(Page and application data records)
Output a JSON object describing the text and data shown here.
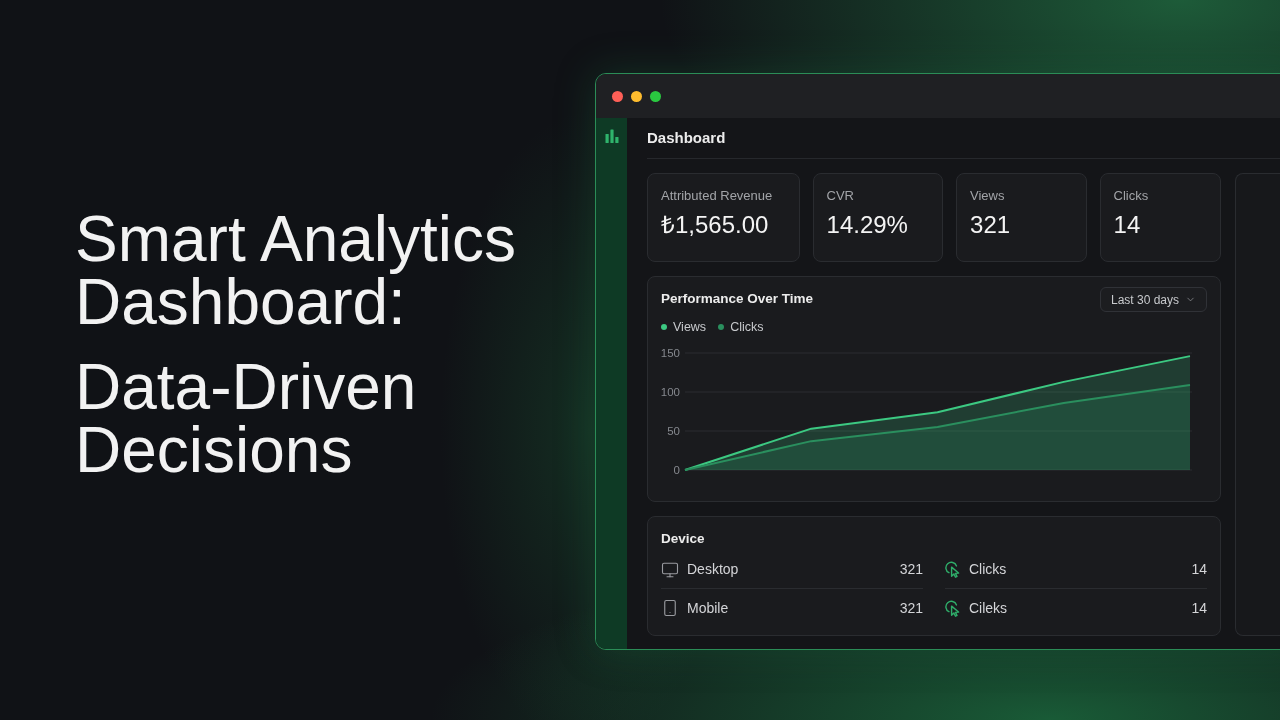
{
  "headline": {
    "title": "Smart Analytics Dashboard:",
    "subtitle": "Data-Driven Decisions"
  },
  "window": {
    "title": "Dashboard",
    "stats": [
      {
        "label": "Attributed Revenue",
        "value": "₺1,565.00"
      },
      {
        "label": "CVR",
        "value": "14.29%"
      },
      {
        "label": "Views",
        "value": "321"
      },
      {
        "label": "Clicks",
        "value": "14"
      }
    ],
    "performance": {
      "title": "Performance Over Time",
      "range": "Last 30 days",
      "chart_data": {
        "type": "area",
        "stacked": false,
        "ylim": [
          0,
          150
        ],
        "yticks": [
          0,
          50,
          100,
          150
        ],
        "series": [
          {
            "name": "Views",
            "color": "#3cc982",
            "values": [
              0,
              53,
              74,
              113,
              146
            ]
          },
          {
            "name": "Clicks",
            "color": "#2a8f5e",
            "values": [
              0,
              37,
              55,
              86,
              109
            ]
          }
        ]
      }
    },
    "device": {
      "title": "Device",
      "devices": [
        {
          "kind": "desktop",
          "label": "Desktop",
          "value": "321"
        },
        {
          "kind": "mobile",
          "label": "Mobile",
          "value": "321"
        }
      ],
      "metrics": [
        {
          "label": "Clicks",
          "value": "14"
        },
        {
          "label": "Cileks",
          "value": "14"
        }
      ]
    }
  }
}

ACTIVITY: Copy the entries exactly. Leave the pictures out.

ANSWER AREA:
Output a JSON object describing the text and data shown here.
{
  "headline": {
    "title": "Smart Analytics Dashboard:",
    "subtitle": "Data-Driven Decisions"
  },
  "window": {
    "title": "Dashboard",
    "stats": [
      {
        "label": "Attributed Revenue",
        "value": "₺1,565.00"
      },
      {
        "label": "CVR",
        "value": "14.29%"
      },
      {
        "label": "Views",
        "value": "321"
      },
      {
        "label": "Clicks",
        "value": "14"
      }
    ],
    "performance": {
      "title": "Performance Over Time",
      "range": "Last 30 days",
      "chart_data": {
        "type": "area",
        "stacked": false,
        "ylim": [
          0,
          150
        ],
        "yticks": [
          0,
          50,
          100,
          150
        ],
        "series": [
          {
            "name": "Views",
            "color": "#3cc982",
            "values": [
              0,
              53,
              74,
              113,
              146
            ]
          },
          {
            "name": "Clicks",
            "color": "#2a8f5e",
            "values": [
              0,
              37,
              55,
              86,
              109
            ]
          }
        ]
      }
    },
    "device": {
      "title": "Device",
      "devices": [
        {
          "kind": "desktop",
          "label": "Desktop",
          "value": "321"
        },
        {
          "kind": "mobile",
          "label": "Mobile",
          "value": "321"
        }
      ],
      "metrics": [
        {
          "label": "Clicks",
          "value": "14"
        },
        {
          "label": "Cileks",
          "value": "14"
        }
      ]
    }
  }
}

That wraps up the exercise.